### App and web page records
BEGIN

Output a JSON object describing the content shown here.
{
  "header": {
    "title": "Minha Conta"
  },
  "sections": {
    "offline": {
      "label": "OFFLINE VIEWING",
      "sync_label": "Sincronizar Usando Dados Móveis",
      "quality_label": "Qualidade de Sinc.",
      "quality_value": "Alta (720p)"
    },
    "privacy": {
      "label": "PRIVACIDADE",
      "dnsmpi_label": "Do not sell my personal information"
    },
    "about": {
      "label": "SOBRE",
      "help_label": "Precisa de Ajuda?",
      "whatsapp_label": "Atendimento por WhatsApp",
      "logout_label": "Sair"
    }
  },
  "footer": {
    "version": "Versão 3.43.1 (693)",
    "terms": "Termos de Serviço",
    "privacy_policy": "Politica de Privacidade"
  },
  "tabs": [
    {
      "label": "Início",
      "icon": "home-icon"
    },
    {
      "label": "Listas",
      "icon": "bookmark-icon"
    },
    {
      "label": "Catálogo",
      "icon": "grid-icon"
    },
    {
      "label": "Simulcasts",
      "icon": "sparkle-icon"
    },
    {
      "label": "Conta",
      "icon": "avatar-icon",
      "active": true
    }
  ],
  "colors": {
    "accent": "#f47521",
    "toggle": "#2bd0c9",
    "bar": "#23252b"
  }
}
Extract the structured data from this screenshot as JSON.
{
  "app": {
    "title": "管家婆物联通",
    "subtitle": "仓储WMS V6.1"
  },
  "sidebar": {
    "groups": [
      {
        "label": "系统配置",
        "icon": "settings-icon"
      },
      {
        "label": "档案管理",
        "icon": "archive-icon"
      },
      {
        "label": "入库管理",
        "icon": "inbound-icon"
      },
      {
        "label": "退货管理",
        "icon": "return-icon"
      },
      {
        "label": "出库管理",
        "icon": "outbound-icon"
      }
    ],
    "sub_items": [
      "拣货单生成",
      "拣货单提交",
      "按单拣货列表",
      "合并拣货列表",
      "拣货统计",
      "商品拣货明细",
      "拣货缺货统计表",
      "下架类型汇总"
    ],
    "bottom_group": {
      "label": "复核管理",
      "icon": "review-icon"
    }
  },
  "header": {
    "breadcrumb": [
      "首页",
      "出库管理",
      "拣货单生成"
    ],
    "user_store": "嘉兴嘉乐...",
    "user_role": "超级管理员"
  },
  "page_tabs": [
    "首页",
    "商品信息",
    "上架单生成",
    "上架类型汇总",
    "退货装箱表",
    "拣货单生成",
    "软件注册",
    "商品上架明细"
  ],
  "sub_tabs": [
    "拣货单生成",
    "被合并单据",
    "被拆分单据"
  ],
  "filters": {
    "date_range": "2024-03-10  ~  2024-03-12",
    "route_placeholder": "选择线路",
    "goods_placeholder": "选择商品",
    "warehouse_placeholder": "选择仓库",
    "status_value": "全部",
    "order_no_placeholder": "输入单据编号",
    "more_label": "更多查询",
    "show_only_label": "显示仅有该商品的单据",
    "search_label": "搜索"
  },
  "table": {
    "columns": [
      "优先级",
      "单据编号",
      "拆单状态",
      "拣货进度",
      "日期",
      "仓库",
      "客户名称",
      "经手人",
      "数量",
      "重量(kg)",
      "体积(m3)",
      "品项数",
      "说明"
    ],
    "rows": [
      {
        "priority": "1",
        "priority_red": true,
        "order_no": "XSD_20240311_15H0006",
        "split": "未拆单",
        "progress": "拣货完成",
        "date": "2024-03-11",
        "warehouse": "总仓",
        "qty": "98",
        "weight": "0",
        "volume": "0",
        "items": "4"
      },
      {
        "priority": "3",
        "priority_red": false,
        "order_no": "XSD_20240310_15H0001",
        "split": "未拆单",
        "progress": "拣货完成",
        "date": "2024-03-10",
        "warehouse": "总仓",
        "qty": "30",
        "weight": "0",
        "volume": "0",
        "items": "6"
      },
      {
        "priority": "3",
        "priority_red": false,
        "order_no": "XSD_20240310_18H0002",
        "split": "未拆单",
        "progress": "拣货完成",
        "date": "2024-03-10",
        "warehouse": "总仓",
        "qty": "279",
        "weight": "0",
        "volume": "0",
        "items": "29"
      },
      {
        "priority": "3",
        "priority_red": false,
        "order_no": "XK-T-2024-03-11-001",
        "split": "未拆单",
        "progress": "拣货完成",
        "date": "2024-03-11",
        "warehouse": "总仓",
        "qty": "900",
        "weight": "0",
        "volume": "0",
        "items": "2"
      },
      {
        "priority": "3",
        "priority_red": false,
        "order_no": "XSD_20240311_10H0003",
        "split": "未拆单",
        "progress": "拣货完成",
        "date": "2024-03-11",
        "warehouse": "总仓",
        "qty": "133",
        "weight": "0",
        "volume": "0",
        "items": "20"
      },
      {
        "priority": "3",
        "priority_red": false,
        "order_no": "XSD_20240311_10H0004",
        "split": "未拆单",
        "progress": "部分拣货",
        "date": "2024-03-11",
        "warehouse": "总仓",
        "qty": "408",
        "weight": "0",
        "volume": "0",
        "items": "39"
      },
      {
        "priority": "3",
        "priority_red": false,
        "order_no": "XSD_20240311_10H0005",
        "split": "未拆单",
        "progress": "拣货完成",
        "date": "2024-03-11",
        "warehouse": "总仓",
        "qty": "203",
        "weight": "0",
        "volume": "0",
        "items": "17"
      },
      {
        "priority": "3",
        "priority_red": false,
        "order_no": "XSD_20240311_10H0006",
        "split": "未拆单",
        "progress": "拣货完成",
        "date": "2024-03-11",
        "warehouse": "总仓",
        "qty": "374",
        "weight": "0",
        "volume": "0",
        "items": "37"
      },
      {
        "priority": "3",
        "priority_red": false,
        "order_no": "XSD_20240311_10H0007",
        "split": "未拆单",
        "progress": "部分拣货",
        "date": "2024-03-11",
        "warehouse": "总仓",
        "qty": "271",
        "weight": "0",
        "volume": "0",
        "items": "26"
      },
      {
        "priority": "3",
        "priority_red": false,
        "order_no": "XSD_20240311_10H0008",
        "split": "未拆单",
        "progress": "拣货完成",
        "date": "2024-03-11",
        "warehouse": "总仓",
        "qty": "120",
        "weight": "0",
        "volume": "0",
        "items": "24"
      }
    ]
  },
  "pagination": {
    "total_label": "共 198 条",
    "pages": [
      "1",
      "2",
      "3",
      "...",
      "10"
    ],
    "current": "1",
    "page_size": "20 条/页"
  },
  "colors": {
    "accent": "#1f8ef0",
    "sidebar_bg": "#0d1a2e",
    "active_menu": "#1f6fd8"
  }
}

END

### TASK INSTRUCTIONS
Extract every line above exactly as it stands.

### RESULT FOR THIS EXERCISE
Output a JSON object describing the content shown here.
{
  "header": {
    "title": "Minha Conta"
  },
  "sections": {
    "offline": {
      "label": "OFFLINE VIEWING",
      "sync_label": "Sincronizar Usando Dados Móveis",
      "quality_label": "Qualidade de Sinc.",
      "quality_value": "Alta (720p)"
    },
    "privacy": {
      "label": "PRIVACIDADE",
      "dnsmpi_label": "Do not sell my personal information"
    },
    "about": {
      "label": "SOBRE",
      "help_label": "Precisa de Ajuda?",
      "whatsapp_label": "Atendimento por WhatsApp",
      "logout_label": "Sair"
    }
  },
  "footer": {
    "version": "Versão 3.43.1 (693)",
    "terms": "Termos de Serviço",
    "privacy_policy": "Politica de Privacidade"
  },
  "tabs": [
    {
      "label": "Início",
      "icon": "home-icon"
    },
    {
      "label": "Listas",
      "icon": "bookmark-icon"
    },
    {
      "label": "Catálogo",
      "icon": "grid-icon"
    },
    {
      "label": "Simulcasts",
      "icon": "sparkle-icon"
    },
    {
      "label": "Conta",
      "icon": "avatar-icon",
      "active": true
    }
  ],
  "colors": {
    "accent": "#f47521",
    "toggle": "#2bd0c9",
    "bar": "#23252b"
  }
}
Extract the structured data from this screenshot as JSON.
{
  "app": {
    "title": "管家婆物联通",
    "subtitle": "仓储WMS V6.1"
  },
  "sidebar": {
    "groups": [
      {
        "label": "系统配置",
        "icon": "settings-icon"
      },
      {
        "label": "档案管理",
        "icon": "archive-icon"
      },
      {
        "label": "入库管理",
        "icon": "inbound-icon"
      },
      {
        "label": "退货管理",
        "icon": "return-icon"
      },
      {
        "label": "出库管理",
        "icon": "outbound-icon"
      }
    ],
    "sub_items": [
      "拣货单生成",
      "拣货单提交",
      "按单拣货列表",
      "合并拣货列表",
      "拣货统计",
      "商品拣货明细",
      "拣货缺货统计表",
      "下架类型汇总"
    ],
    "bottom_group": {
      "label": "复核管理",
      "icon": "review-icon"
    }
  },
  "header": {
    "breadcrumb": [
      "首页",
      "出库管理",
      "拣货单生成"
    ],
    "user_store": "嘉兴嘉乐...",
    "user_role": "超级管理员"
  },
  "page_tabs": [
    "首页",
    "商品信息",
    "上架单生成",
    "上架类型汇总",
    "退货装箱表",
    "拣货单生成",
    "软件注册",
    "商品上架明细"
  ],
  "sub_tabs": [
    "拣货单生成",
    "被合并单据",
    "被拆分单据"
  ],
  "filters": {
    "date_range": "2024-03-10  ~  2024-03-12",
    "route_placeholder": "选择线路",
    "goods_placeholder": "选择商品",
    "warehouse_placeholder": "选择仓库",
    "status_value": "全部",
    "order_no_placeholder": "输入单据编号",
    "more_label": "更多查询",
    "show_only_label": "显示仅有该商品的单据",
    "search_label": "搜索"
  },
  "table": {
    "columns": [
      "优先级",
      "单据编号",
      "拆单状态",
      "拣货进度",
      "日期",
      "仓库",
      "客户名称",
      "经手人",
      "数量",
      "重量(kg)",
      "体积(m3)",
      "品项数",
      "说明"
    ],
    "rows": [
      {
        "priority": "1",
        "priority_red": true,
        "order_no": "XSD_20240311_15H0006",
        "split": "未拆单",
        "progress": "拣货完成",
        "date": "2024-03-11",
        "warehouse": "总仓",
        "qty": "98",
        "weight": "0",
        "volume": "0",
        "items": "4"
      },
      {
        "priority": "3",
        "priority_red": false,
        "order_no": "XSD_20240310_15H0001",
        "split": "未拆单",
        "progress": "拣货完成",
        "date": "2024-03-10",
        "warehouse": "总仓",
        "qty": "30",
        "weight": "0",
        "volume": "0",
        "items": "6"
      },
      {
        "priority": "3",
        "priority_red": false,
        "order_no": "XSD_20240310_18H0002",
        "split": "未拆单",
        "progress": "拣货完成",
        "date": "2024-03-10",
        "warehouse": "总仓",
        "qty": "279",
        "weight": "0",
        "volume": "0",
        "items": "29"
      },
      {
        "priority": "3",
        "priority_red": false,
        "order_no": "XK-T-2024-03-11-001",
        "split": "未拆单",
        "progress": "拣货完成",
        "date": "2024-03-11",
        "warehouse": "总仓",
        "qty": "900",
        "weight": "0",
        "volume": "0",
        "items": "2"
      },
      {
        "priority": "3",
        "priority_red": false,
        "order_no": "XSD_20240311_10H0003",
        "split": "未拆单",
        "progress": "拣货完成",
        "date": "2024-03-11",
        "warehouse": "总仓",
        "qty": "133",
        "weight": "0",
        "volume": "0",
        "items": "20"
      },
      {
        "priority": "3",
        "priority_red": false,
        "order_no": "XSD_20240311_10H0004",
        "split": "未拆单",
        "progress": "部分拣货",
        "date": "2024-03-11",
        "warehouse": "总仓",
        "qty": "408",
        "weight": "0",
        "volume": "0",
        "items": "39"
      },
      {
        "priority": "3",
        "priority_red": false,
        "order_no": "XSD_20240311_10H0005",
        "split": "未拆单",
        "progress": "拣货完成",
        "date": "2024-03-11",
        "warehouse": "总仓",
        "qty": "203",
        "weight": "0",
        "volume": "0",
        "items": "17"
      },
      {
        "priority": "3",
        "priority_red": false,
        "order_no": "XSD_20240311_10H0006",
        "split": "未拆单",
        "progress": "拣货完成",
        "date": "2024-03-11",
        "warehouse": "总仓",
        "qty": "374",
        "weight": "0",
        "volume": "0",
        "items": "37"
      },
      {
        "priority": "3",
        "priority_red": false,
        "order_no": "XSD_20240311_10H0007",
        "split": "未拆单",
        "progress": "部分拣货",
        "date": "2024-03-11",
        "warehouse": "总仓",
        "qty": "271",
        "weight": "0",
        "volume": "0",
        "items": "26"
      },
      {
        "priority": "3",
        "priority_red": false,
        "order_no": "XSD_20240311_10H0008",
        "split": "未拆单",
        "progress": "拣货完成",
        "date": "2024-03-11",
        "warehouse": "总仓",
        "qty": "120",
        "weight": "0",
        "volume": "0",
        "items": "24"
      }
    ]
  },
  "pagination": {
    "total_label": "共 198 条",
    "pages": [
      "1",
      "2",
      "3",
      "...",
      "10"
    ],
    "current": "1",
    "page_size": "20 条/页"
  },
  "colors": {
    "accent": "#1f8ef0",
    "sidebar_bg": "#0d1a2e",
    "active_menu": "#1f6fd8"
  }
}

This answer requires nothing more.